The breach of fiduciary duty to the participants was “failing to ensure that amounts sufficient to fund the obligation to pay McGlothlin’s deferral account were held in the trust and were not diverted to, or used for, any purpose except payments to participants and beneficiaries,” states the complaint. “Defendants breached their fiduciary duties owed under ERISA and are liable to McGlothlin for any losses to the plan resulting from their breaches.”

In addition, “BCA and Benefit Strategies breached the ‘nonalienation’ provision of the plan by making risky loans of plan assets that caused the loss of several hundred thousand dollars in one instance and the loss of $2.3 million in another instance,” the complaint states.

McGlothlin has asked the court for restitution, in “equitable relief and injunctive relief,” under ERISA Section 502(a)(3), including a surcharge totaling “not less than $939,317.82,” the filing shows.

Snyder blamed “crooks” who stole several million dollars from the company to which BCA had made a secured loan, in the email response, although it was unclear if he was referring to the $2.3 million loss.

Three additional counts were brought under Texas common law against select defendants.

The Memos

In January 2022, the lawsuit states, McGlothlin received a memo from Snyder on behalf of Benefit Strategies—with three additional memos attached.

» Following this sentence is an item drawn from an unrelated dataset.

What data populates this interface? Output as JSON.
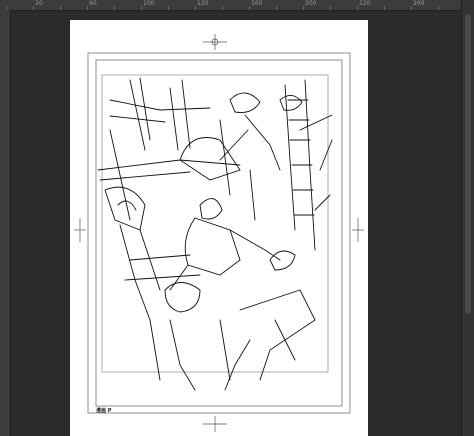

The defendants’ documents were purported to have previously been distributed to plan participants, yet McGlothlin claims he never received any of the previous documents before they were attached to the January memo, according to the lawsuit.

The memo “stated that Snyder and Benefit Strategies ‘inten[d] to shut down the trust and distribute all benefits to participants,’ but it provided no date certain by which benefits would be paid,” and the “amount of assets presently in the trust are insufficient to pay all expected benefits under the plan,” according to the complaint.

Per the January 22 memo, Snyder and Benefit Strategies intended to close the trust with no plans to “pay participants the benefits they are owed,” the complaint states.

The suit also contends that Snyder and Benefit Strategies invested in illiquid investments that were not permitted by the trust, based on a series of memos cited in the plaintiff’s complaint.

The Relief sought

McGlothlin is seeking a jury trial and also wants a full accounting for the plan’s assets, the filing shows.

McGlothlin is represented by attorneys from the law office of Winstead PC, based in Fort Worth, Texas. No counsel for the defendants was listed on the court documents.